LISTED RECORDS: Begin

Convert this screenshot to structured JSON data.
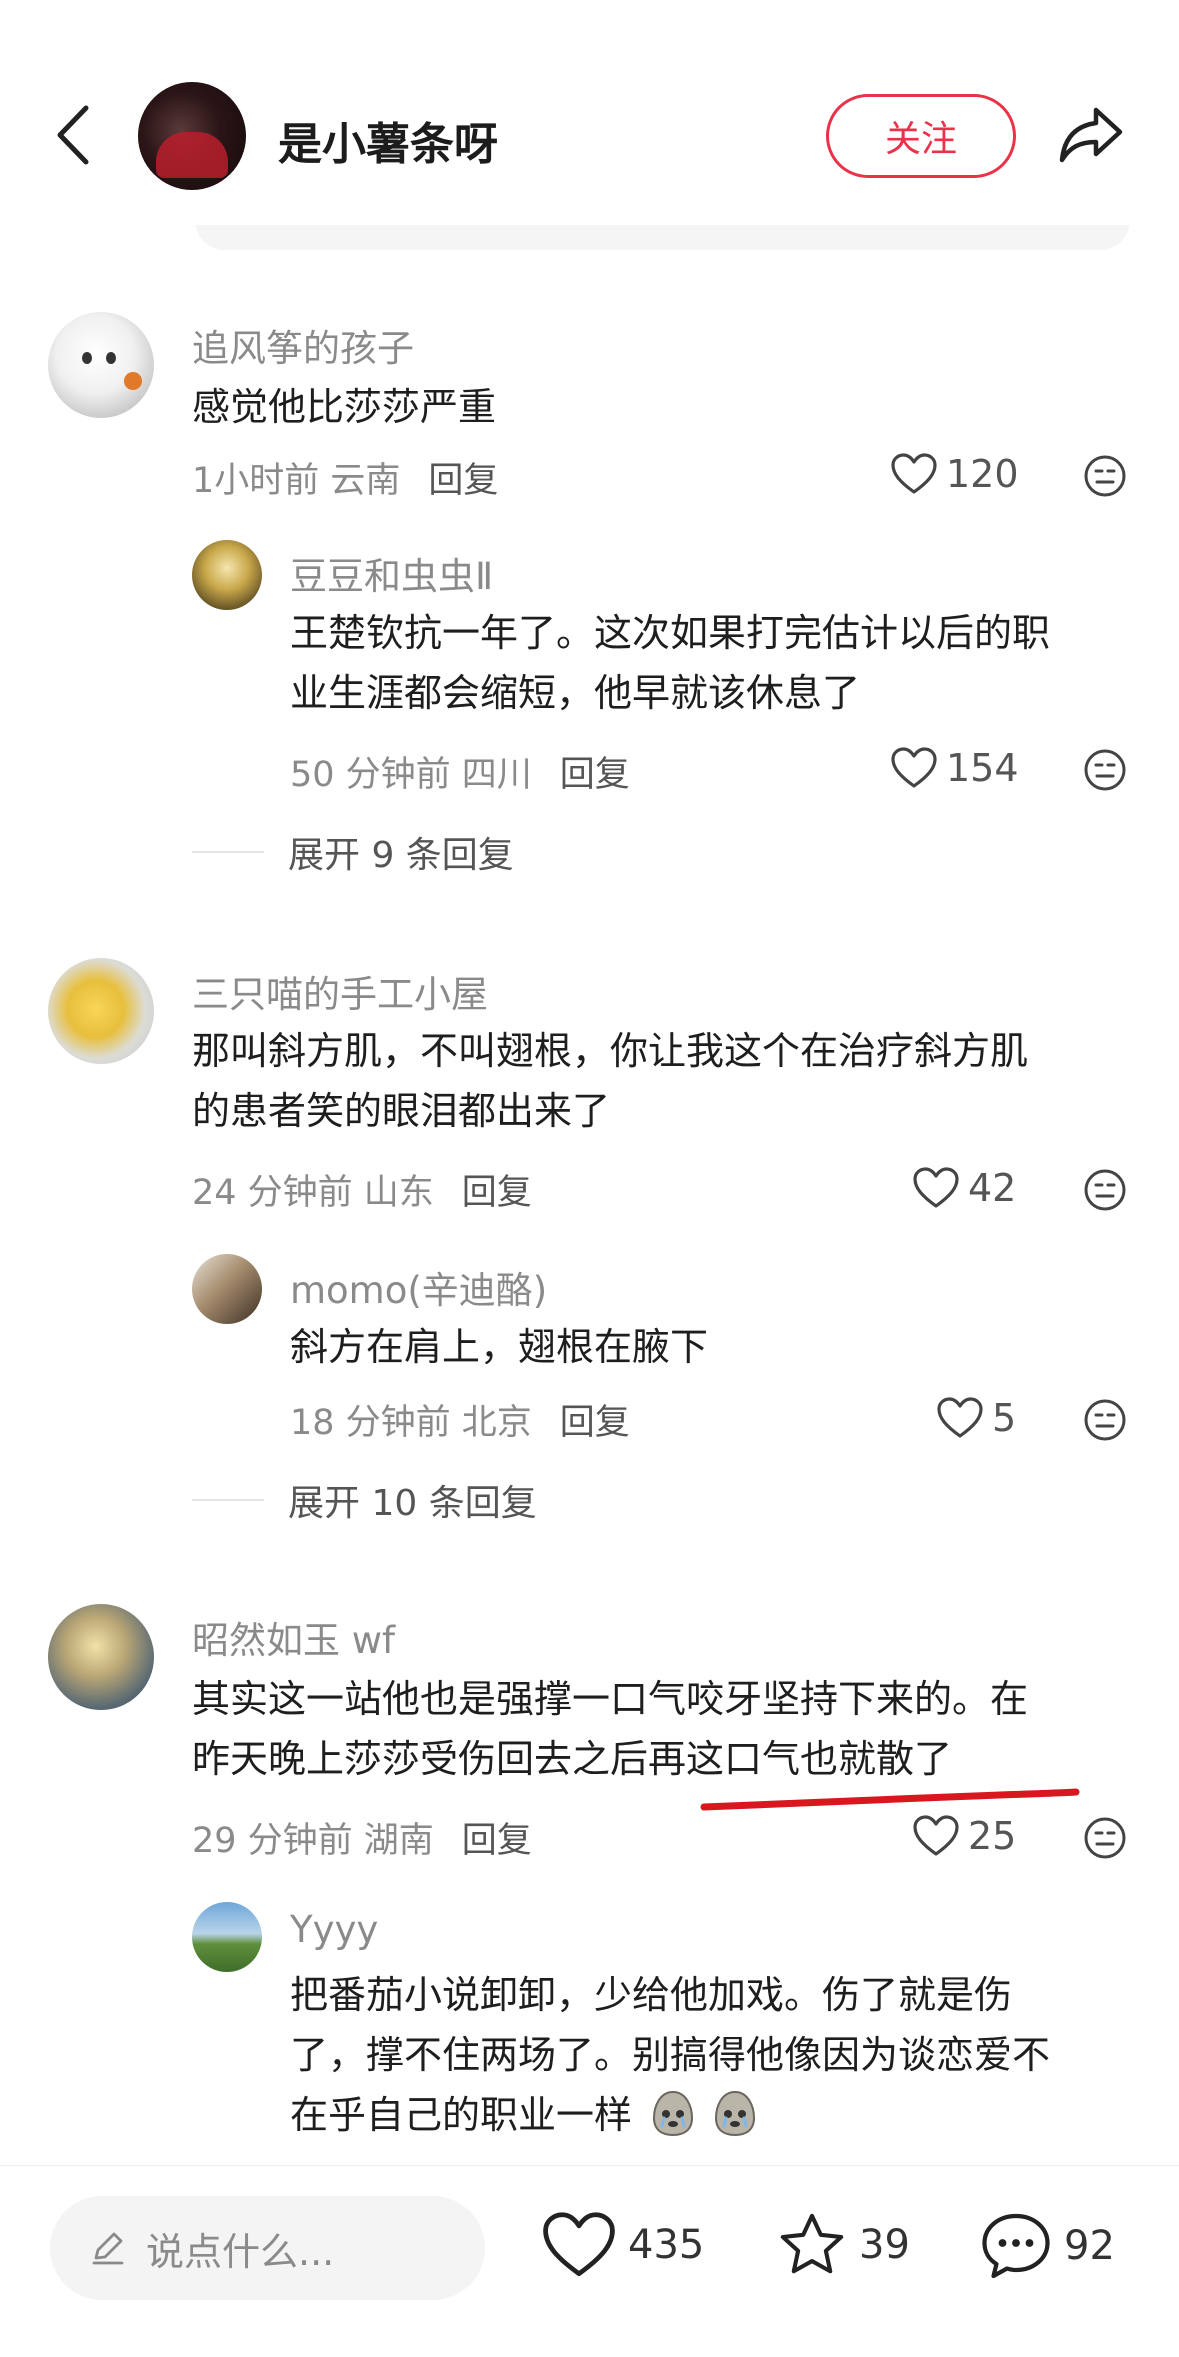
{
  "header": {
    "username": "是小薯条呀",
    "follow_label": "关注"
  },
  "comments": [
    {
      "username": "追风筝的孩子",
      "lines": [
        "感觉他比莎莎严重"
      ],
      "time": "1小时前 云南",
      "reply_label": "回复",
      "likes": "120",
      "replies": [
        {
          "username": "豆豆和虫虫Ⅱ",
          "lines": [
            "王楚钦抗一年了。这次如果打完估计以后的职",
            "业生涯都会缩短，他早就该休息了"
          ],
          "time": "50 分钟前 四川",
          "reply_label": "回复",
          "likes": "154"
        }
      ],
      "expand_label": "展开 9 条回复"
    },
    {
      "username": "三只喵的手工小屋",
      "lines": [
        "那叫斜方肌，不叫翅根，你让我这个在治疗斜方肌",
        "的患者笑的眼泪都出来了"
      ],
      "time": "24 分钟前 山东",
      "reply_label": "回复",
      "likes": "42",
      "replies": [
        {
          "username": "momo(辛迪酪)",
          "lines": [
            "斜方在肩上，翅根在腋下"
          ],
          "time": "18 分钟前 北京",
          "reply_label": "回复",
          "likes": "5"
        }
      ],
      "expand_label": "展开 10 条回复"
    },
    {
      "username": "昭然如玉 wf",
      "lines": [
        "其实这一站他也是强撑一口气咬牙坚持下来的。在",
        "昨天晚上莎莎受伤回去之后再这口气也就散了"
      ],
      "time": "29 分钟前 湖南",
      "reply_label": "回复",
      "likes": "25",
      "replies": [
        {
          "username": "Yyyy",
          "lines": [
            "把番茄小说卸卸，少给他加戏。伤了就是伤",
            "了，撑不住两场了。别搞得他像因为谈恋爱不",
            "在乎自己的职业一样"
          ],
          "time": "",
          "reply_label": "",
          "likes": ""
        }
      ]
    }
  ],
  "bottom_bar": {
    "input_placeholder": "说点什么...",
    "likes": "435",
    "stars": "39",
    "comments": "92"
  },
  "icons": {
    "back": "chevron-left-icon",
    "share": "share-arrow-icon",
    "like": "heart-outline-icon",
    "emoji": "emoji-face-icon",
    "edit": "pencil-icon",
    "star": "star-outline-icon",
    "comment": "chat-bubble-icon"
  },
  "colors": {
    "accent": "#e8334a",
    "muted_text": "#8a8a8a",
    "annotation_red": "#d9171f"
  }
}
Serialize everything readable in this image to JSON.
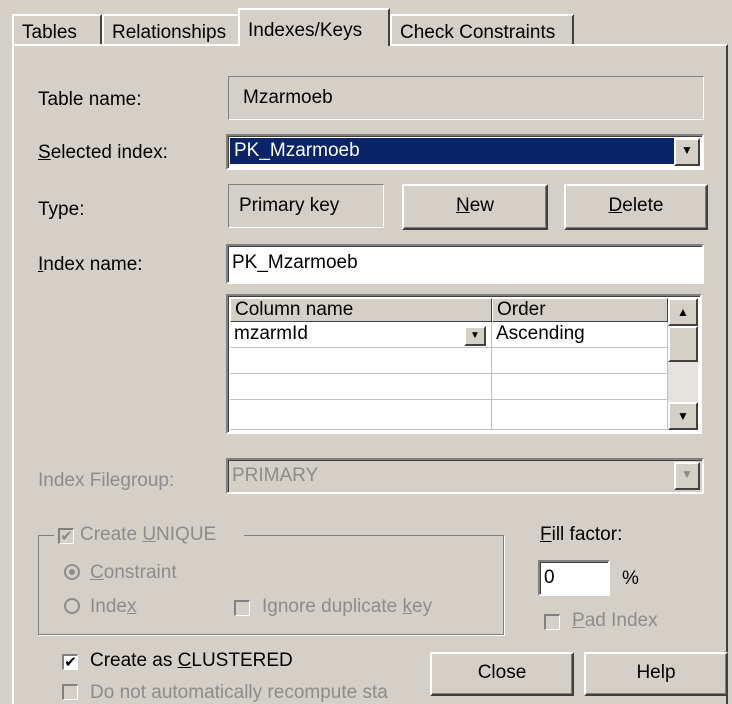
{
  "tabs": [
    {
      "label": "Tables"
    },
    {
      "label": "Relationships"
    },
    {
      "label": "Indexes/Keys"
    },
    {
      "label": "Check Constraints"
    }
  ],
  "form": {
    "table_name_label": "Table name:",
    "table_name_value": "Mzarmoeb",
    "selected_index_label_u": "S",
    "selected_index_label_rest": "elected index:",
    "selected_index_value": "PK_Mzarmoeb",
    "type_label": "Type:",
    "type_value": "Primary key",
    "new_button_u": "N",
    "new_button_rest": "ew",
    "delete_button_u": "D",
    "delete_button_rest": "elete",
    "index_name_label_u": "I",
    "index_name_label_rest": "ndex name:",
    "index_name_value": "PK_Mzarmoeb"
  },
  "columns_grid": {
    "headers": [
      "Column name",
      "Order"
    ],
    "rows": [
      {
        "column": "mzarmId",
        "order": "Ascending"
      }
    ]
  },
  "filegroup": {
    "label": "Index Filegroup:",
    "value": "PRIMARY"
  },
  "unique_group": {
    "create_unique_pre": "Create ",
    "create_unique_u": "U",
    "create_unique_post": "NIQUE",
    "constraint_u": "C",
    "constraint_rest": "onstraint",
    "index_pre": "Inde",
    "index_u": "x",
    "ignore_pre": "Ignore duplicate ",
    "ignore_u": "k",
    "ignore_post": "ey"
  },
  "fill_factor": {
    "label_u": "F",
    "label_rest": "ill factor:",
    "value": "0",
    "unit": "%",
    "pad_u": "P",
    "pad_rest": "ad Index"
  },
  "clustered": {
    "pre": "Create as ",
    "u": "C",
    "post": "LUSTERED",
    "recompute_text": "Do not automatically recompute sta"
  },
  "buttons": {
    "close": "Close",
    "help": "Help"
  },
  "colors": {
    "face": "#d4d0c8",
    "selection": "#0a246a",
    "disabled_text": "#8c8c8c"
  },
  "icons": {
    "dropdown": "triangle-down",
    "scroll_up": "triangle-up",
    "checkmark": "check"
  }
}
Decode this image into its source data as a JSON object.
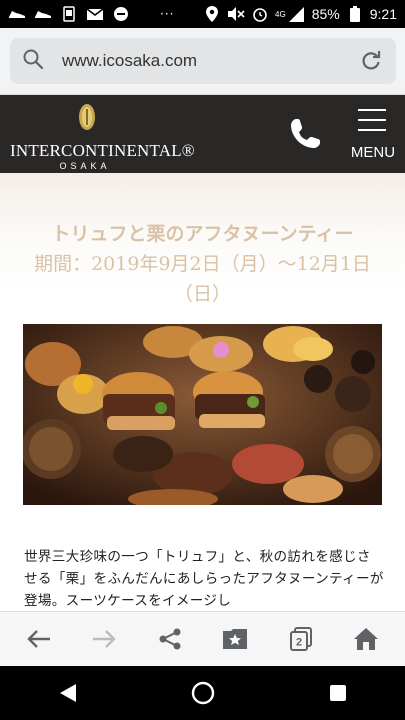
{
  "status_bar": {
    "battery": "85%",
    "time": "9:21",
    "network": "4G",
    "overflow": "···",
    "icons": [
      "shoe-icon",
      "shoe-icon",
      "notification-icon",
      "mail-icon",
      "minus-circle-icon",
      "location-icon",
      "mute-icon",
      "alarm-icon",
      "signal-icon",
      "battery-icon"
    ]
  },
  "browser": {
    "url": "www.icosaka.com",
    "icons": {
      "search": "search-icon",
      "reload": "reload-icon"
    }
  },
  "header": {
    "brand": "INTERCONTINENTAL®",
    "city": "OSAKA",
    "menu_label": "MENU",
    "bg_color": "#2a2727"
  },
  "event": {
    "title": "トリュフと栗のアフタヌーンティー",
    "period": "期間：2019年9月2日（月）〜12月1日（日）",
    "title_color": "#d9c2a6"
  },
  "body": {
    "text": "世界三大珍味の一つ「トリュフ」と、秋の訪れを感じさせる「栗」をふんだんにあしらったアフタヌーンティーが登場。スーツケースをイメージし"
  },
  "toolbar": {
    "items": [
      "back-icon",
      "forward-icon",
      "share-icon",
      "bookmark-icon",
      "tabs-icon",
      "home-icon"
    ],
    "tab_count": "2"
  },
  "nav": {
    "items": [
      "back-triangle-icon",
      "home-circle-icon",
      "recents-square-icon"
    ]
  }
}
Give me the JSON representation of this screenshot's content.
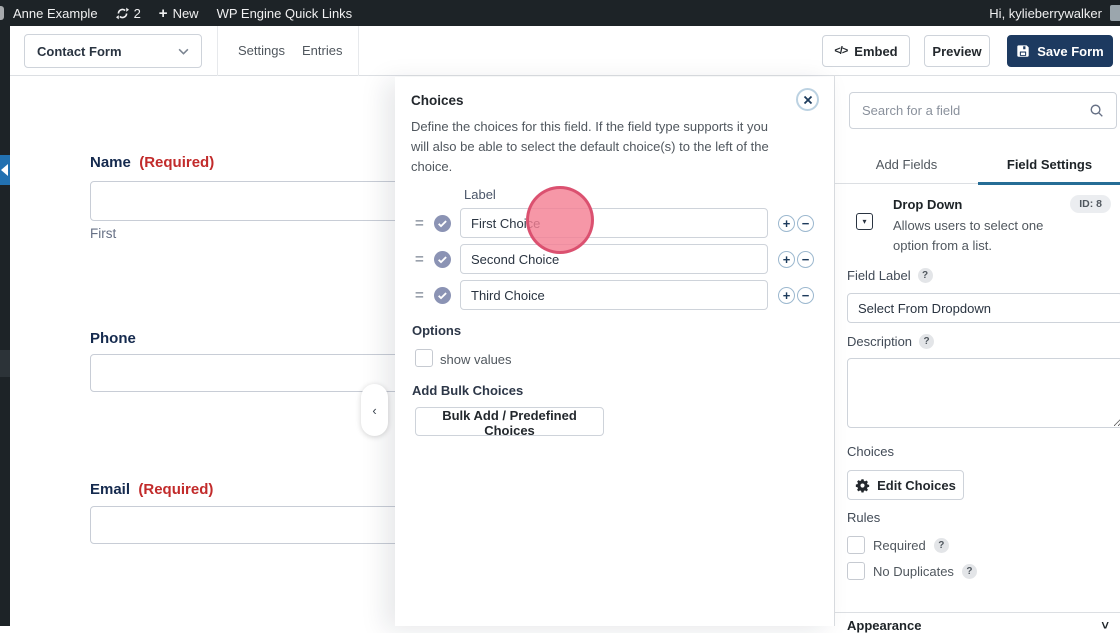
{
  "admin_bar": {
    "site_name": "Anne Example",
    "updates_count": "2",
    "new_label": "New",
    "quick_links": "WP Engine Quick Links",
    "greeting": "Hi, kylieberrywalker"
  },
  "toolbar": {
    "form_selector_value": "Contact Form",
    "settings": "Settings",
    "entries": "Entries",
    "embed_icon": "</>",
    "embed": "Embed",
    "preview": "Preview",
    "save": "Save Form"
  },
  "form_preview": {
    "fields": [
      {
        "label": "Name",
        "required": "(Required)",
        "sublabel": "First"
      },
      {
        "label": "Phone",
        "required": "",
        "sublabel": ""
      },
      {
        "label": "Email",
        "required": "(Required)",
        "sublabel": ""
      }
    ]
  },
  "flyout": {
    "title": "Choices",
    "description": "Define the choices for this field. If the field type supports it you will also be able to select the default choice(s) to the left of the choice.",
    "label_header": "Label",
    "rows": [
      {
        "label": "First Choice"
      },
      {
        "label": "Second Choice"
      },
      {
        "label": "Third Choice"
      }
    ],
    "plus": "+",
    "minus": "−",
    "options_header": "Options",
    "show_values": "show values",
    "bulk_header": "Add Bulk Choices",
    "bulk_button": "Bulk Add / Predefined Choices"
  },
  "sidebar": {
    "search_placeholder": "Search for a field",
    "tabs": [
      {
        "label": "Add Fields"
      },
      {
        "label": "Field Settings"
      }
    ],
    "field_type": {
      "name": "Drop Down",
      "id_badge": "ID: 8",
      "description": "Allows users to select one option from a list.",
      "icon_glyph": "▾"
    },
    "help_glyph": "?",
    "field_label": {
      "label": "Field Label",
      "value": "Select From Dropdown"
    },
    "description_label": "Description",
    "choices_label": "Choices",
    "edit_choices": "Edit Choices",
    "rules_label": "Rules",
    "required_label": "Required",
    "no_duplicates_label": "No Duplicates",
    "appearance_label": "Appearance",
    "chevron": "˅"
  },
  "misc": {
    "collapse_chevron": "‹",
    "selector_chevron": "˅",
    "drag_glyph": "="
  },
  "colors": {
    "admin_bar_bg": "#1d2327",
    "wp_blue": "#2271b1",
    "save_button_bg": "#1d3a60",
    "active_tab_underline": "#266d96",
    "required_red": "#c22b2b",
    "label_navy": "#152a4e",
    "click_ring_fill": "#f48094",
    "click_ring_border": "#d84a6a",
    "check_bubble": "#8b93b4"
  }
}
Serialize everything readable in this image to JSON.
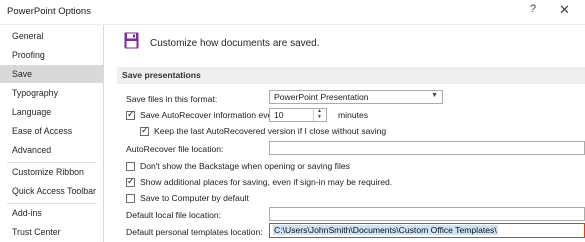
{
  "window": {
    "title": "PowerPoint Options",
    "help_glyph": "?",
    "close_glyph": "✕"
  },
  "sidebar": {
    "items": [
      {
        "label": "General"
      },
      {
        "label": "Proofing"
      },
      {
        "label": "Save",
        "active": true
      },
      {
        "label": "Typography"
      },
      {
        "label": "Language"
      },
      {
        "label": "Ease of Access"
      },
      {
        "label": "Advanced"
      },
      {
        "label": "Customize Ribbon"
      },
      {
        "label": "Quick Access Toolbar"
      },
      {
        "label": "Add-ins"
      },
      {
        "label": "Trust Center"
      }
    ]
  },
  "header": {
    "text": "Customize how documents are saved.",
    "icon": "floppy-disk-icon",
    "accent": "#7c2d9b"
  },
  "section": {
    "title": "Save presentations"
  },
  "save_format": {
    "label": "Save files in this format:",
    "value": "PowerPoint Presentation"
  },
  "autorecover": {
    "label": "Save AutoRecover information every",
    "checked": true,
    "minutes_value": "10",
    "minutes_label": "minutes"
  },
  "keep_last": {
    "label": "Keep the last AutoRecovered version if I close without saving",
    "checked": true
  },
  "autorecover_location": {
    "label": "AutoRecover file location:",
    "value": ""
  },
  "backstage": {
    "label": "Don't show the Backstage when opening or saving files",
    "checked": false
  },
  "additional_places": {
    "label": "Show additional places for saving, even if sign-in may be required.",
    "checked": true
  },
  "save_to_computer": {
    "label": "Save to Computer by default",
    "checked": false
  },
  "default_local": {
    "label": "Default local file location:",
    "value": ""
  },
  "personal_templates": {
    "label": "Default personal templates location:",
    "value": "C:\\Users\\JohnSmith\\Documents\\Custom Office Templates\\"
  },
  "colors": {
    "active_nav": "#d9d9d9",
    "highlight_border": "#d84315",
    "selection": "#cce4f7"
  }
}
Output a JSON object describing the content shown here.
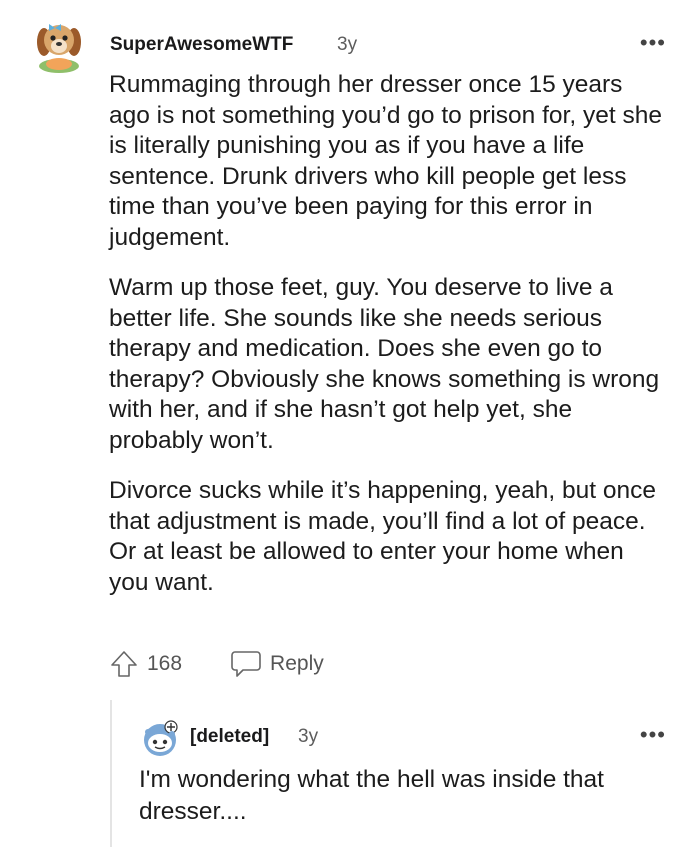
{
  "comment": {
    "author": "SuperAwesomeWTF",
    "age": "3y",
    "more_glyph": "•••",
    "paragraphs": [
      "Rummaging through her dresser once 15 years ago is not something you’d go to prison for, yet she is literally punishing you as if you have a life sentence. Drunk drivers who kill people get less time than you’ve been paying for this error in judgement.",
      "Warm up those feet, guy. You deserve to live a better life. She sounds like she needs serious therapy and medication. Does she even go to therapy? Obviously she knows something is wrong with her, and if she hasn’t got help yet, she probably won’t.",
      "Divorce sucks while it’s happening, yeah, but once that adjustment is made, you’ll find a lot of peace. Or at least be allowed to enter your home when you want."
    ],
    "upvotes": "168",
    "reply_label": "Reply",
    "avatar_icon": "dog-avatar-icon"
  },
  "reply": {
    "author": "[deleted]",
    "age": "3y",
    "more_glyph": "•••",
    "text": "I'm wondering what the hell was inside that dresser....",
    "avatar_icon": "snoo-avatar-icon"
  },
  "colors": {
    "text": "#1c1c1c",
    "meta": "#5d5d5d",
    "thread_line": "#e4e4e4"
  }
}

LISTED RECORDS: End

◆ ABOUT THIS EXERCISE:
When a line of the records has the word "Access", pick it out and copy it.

◆ EXERCISE SOLUTION:
        "label": "Ease of Access"
        "label": "Quick Access Toolbar"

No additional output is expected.